[EXCERPTED RECORDS Boundary: Start]

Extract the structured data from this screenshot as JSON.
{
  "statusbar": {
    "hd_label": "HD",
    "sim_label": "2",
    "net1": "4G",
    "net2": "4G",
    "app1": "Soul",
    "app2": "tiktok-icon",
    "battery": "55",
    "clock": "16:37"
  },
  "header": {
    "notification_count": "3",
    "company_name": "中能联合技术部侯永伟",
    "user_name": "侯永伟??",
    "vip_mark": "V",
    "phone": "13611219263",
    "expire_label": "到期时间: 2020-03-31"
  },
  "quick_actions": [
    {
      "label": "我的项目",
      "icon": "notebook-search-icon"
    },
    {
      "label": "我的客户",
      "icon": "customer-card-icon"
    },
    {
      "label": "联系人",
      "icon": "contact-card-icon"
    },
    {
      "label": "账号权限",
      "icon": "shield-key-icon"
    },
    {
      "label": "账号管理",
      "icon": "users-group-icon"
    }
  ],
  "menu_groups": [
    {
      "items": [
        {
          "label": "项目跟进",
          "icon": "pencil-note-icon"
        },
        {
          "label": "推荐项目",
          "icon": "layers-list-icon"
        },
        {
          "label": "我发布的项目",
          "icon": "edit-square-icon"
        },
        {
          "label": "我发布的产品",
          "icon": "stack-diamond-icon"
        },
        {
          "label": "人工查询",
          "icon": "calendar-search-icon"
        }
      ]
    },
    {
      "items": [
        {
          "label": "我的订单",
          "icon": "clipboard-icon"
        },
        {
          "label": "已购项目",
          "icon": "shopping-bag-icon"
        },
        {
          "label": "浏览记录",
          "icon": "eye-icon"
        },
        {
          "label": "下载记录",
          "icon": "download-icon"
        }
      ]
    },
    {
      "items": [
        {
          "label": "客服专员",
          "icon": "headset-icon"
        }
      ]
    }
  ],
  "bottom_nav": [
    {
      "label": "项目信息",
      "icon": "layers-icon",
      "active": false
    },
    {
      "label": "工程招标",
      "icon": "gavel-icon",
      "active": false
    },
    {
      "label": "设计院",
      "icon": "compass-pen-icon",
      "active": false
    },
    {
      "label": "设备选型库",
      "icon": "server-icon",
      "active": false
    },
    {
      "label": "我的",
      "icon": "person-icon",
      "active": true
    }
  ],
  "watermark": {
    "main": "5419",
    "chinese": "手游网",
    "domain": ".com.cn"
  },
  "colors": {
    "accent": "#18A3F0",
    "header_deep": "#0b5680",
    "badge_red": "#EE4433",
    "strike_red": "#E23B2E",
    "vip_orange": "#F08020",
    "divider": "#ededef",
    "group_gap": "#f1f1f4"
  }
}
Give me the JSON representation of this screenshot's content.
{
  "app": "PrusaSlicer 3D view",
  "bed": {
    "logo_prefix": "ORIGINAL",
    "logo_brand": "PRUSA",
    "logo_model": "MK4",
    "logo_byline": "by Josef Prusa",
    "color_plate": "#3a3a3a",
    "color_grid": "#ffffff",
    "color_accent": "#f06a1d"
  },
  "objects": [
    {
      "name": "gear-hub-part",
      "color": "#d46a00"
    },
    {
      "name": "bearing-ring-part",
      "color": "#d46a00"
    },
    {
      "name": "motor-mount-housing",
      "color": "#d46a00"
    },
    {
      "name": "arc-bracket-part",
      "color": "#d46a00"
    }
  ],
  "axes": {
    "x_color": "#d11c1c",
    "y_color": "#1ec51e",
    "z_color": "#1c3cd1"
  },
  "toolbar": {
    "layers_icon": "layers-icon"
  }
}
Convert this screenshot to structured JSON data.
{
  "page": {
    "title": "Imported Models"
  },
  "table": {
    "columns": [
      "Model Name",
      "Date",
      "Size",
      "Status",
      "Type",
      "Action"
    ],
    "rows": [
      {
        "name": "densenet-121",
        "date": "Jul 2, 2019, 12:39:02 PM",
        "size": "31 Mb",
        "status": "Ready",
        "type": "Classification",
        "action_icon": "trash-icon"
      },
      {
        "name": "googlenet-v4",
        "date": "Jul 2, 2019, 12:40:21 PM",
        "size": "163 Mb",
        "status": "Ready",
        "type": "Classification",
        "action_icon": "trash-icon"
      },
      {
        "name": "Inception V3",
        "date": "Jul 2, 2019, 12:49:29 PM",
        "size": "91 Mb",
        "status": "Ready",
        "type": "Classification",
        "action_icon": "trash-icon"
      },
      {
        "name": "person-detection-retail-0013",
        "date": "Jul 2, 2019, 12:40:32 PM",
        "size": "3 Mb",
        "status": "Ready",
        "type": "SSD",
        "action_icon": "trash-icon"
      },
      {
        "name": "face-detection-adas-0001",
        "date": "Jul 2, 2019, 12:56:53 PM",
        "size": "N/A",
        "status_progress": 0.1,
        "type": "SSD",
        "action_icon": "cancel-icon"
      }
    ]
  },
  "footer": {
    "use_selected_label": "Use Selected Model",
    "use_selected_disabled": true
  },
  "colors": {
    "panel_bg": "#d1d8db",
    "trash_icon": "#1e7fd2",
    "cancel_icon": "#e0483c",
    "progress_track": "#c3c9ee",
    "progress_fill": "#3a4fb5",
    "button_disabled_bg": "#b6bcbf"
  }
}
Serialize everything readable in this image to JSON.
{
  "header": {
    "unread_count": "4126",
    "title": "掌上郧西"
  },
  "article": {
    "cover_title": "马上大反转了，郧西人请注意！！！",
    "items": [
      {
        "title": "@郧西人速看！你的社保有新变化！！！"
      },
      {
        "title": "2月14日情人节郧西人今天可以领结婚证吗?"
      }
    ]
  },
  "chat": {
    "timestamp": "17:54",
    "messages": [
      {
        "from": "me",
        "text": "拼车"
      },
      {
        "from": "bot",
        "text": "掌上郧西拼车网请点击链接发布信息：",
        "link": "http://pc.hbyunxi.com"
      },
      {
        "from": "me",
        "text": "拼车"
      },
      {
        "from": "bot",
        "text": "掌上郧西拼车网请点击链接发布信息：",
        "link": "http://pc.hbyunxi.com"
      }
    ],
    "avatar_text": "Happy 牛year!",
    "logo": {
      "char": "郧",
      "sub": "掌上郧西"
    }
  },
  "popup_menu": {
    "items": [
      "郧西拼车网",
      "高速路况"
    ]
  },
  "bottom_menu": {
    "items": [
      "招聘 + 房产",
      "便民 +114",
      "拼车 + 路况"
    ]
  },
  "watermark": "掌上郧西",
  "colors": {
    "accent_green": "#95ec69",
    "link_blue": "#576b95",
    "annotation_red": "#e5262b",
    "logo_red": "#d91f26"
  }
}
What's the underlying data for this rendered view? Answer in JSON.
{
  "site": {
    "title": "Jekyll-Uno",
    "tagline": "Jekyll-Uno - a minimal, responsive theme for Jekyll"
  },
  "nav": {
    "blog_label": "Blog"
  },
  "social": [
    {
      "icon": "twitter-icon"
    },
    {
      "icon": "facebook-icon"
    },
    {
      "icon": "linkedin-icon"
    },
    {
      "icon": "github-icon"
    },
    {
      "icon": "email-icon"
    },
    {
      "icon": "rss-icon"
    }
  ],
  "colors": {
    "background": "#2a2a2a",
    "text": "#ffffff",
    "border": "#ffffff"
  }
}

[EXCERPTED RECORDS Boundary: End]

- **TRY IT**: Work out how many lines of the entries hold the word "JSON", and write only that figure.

- **EXERCISE OUTPUT**: 5